EUROPE: EU funding for 21st century Silk Road

The European Commission has brought internet researchers in Central Asia into the international research community through a EUR$5 million (US$6.74 million) grant to the Central Asia Research and Education Network, CAREN.

Brussels says the funding will upgrade the ancient Silk Road carrying goods between Europe and China via Central Asia into "a 21st century high-speed internet highway for research and education".

At present CAREN covers Kyrgyzstan, Tajikistan and Turkmenistan - and after the pending membership of Kazakhstan and Uzbekistan it will link over half a million users across more than 500 universities and research centres.

Besides providing high-speed connections between scientists across the region, CAREN will enable links to its pan-European counterpart computer network GÉANT, thus plugging middle Asia into the global research and education community.

Early beneficiaries of CAREN will include: scientists monitoring seismic data with improved hazard assessment and disaster risk management in this earthquake-prone zone; telemedicine initiatives in Tajikistan; planned textile research collaborations between the London College of Fashion and partner colleges in Tashkent; and environmental monitoring of the Issyk-Kul basin between the Kyrgyz Institute of Physics and partner institutes in Germany and the United States of America.
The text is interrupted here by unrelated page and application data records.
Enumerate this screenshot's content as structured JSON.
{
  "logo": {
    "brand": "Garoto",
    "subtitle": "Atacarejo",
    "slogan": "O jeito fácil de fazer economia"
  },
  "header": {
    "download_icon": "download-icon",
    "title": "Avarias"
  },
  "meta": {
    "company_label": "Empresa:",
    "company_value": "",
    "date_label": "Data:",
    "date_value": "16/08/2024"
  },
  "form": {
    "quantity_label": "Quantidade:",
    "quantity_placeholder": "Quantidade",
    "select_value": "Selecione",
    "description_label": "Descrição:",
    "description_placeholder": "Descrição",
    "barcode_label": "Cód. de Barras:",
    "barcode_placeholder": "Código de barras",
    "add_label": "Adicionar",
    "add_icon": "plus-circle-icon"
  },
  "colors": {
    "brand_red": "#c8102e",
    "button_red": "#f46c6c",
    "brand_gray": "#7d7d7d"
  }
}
CAREN, funded by the commission's Europe aid cooperation office and the beneficiary countries on a cost-sharing basis, is a successor to the NATO-funded Silk Project which introduced research networking to the Caucasus and Central Asia, originally deploying low-capacity satellite technology and more recently using terrestrial fibre optics.

Neelie Kroes, European Commissioner for the digital agenda, said CAREN reflected the commission's desire to address an important gap in Europe's global infrastructure for research by providing high-capacity, cost-effective data communications links with Central Asia.